As a professional* that is trying to understand the conception of every concept, and working with decision-makers for over 15 years for software requirements, I noticed an emerging mental pattern. All decision-makers are highly exposed to the risk of unrealistic optimism concerning their decisions and the results of their decisions, especially for the sophisticated areas. How do I know it? It’s not easy to admit, but I am one of them as well!
There are a number of various positive illusions defined. Let me elaborate on a few types below:
- The illusion of control, which is an exaggerated belief in one’s capacity to control independent, external events (e.g., Langer & Roth, 1975);
- The better than the average effect (sometimes also called the superiority illusion), which is the perception of oneself, one’s past behavior, and one’s lasting features as more positive than is the case (“I am more talented than the average person”) (e.g., Brown, 2012);
- Unrealistic optimism, where people tend to rate negative events as less likely to happen to themselves than to the average person and positive events as more likely to happen to themselves than to the average person” (Harris and Hahn, 2011, p. 135).

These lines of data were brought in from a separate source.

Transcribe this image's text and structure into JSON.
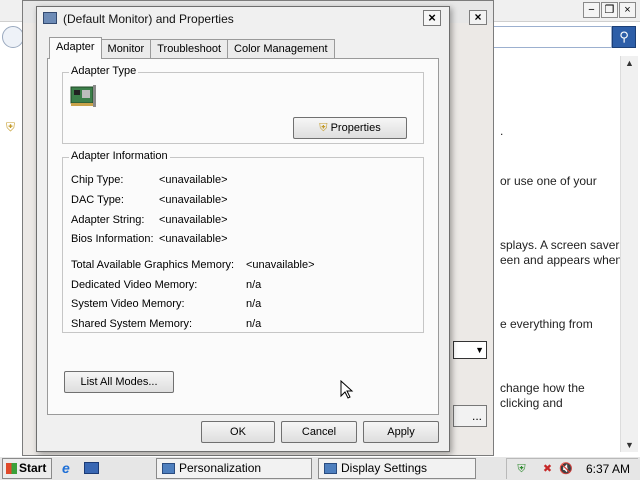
{
  "background_window": {
    "controls": [
      "−",
      "❐",
      "×"
    ],
    "search_icon": "search-icon",
    "text_lines": [
      ".",
      "or use one of your",
      "splays. A screen saver",
      "een and appears when",
      "e everything from",
      "change how the",
      "clicking and"
    ]
  },
  "middle_window": {
    "close": "×",
    "small_button": "..."
  },
  "dialog": {
    "title": "(Default Monitor) and  Properties",
    "close": "×",
    "tabs": [
      {
        "label": "Adapter",
        "active": true
      },
      {
        "label": "Monitor",
        "active": false
      },
      {
        "label": "Troubleshoot",
        "active": false
      },
      {
        "label": "Color Management",
        "active": false
      }
    ],
    "adapter_type": {
      "group_label": "Adapter Type",
      "properties_button": "Properties"
    },
    "adapter_info": {
      "group_label": "Adapter Information",
      "rows": [
        {
          "label": "Chip Type:",
          "value": "<unavailable>"
        },
        {
          "label": "DAC Type:",
          "value": "<unavailable>"
        },
        {
          "label": "Adapter String:",
          "value": "<unavailable>"
        },
        {
          "label": "Bios Information:",
          "value": "<unavailable>"
        }
      ],
      "memory_rows": [
        {
          "label": "Total Available Graphics Memory:",
          "value": "<unavailable>"
        },
        {
          "label": "Dedicated Video Memory:",
          "value": "n/a"
        },
        {
          "label": "System Video Memory:",
          "value": "n/a"
        },
        {
          "label": "Shared System Memory:",
          "value": "n/a"
        }
      ]
    },
    "list_all_modes": "List All Modes...",
    "buttons": {
      "ok": "OK",
      "cancel": "Cancel",
      "apply": "Apply"
    }
  },
  "taskbar": {
    "start": "Start",
    "tasks": [
      {
        "label": "Personalization"
      },
      {
        "label": "Display Settings"
      }
    ],
    "clock": "6:37 AM"
  }
}
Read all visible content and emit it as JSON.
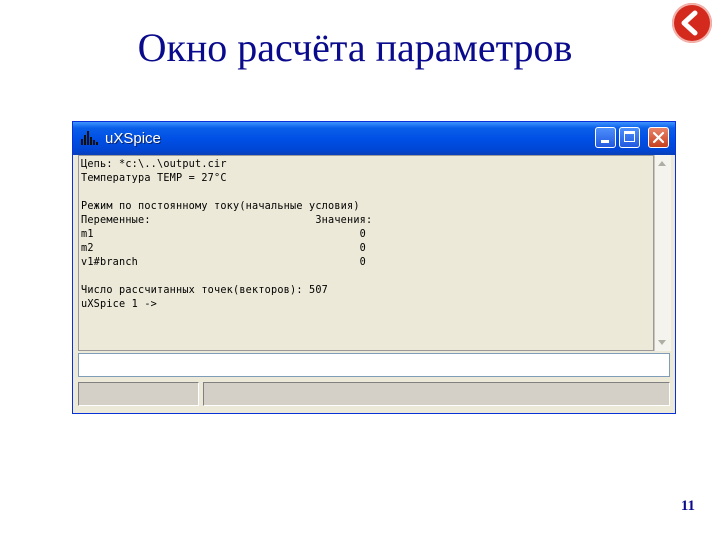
{
  "slide": {
    "title": "Окно расчёта параметров",
    "page_number": "11"
  },
  "window": {
    "title": "uXSpice",
    "console_lines": [
      "Цепь: *c:\\..\\output.cir",
      "Температура TEMP = 27°C",
      "",
      "Режим по постоянному току(начальные условия)",
      "Переменные:                          Значения:",
      "m1                                          0",
      "m2                                          0",
      "v1#branch                                   0",
      "",
      "Число рассчитанных точек(векторов): 507",
      "uXSpice 1 ->"
    ],
    "input_value": "",
    "status": [
      "",
      ""
    ]
  },
  "colors": {
    "title_text": "#0a0a8c",
    "titlebar": "#0050e6",
    "back_button": "#d42a1e"
  },
  "icons": [
    "back-arrow-icon",
    "app-histogram-icon",
    "minimize-icon",
    "maximize-icon",
    "close-icon",
    "scroll-up-icon",
    "scroll-down-icon"
  ]
}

These positive illusions created by our optimism bias follow us everywhere, every day:
- People know that every marriage is exposed to the risk of ending with a divorce, but they assume the risk is lower for themselves.
- The likelihood of developing a serious health condition is usually underestimated.
- Smokers tend to think that they are less likely to contract lung cancer than other smokers.
- When college professors are asked whether they do above-average work, 94% say they do. They cannot all be right about that.
- People believe that they are less likely to be a victim of a crime.
So, these were common examples from our daily lives. Let’s get more specific and shift the focus to our sector: mobile advertising. What do you think are the professional positive illusions of mobile advertisers?
Let’s look at some industry statistics.
The IAB predicted that ad fraud will cost an estimated $50b to advertisers’ marketing budgets by 2025. An approximate of $1 out of every $3 is being lost to ad fraud currently.
The above-mentioned statement is a fact. It is the reality that is acknowledged by all marketing professionals as “the elephant in the room” when it comes to mobile advertising. Yet, most of them think their partners and/or marketing team is not exposed to it (optimism bias).
Once we all accept that we underestimate the “elephant in the room,” we can start thinking of how to avoid falling into the optimism bias:
- Acknowledge the danger.
- Acknowledge the risk.
- If you have doubts, take a pragmatic perspective to prove yourself and your team how ad fraud is NOT affecting you or soon why it will NOT affect you as well.
- Take a cynic perspective towards third party vendors. Unfortunately, the metrics that are being presented may not be not real (because the fraudsters can manipulate any analytic tool).
- Trust a professional, who is focused on the subject but also question their expertise in a comparative manner.
Positive illusions are part of our human nature, but it is up to us to recognize it and use it to our advantage.
Please note that I have no official psychology background, so the outcome delivered in this article is not scientific; it is subject to the judgement of a professional (me) that is focusing on psychology.
*Selin Ezer, Co-founder and Chief Analytics Officer of App Samurai, worked at different leading companies from Turkey’s one of the biggest energy companies and Turkish Military Software Corporation to Oracle and Netvent, the very first company in Turkey to offer the entire Inbound Marketing procedure.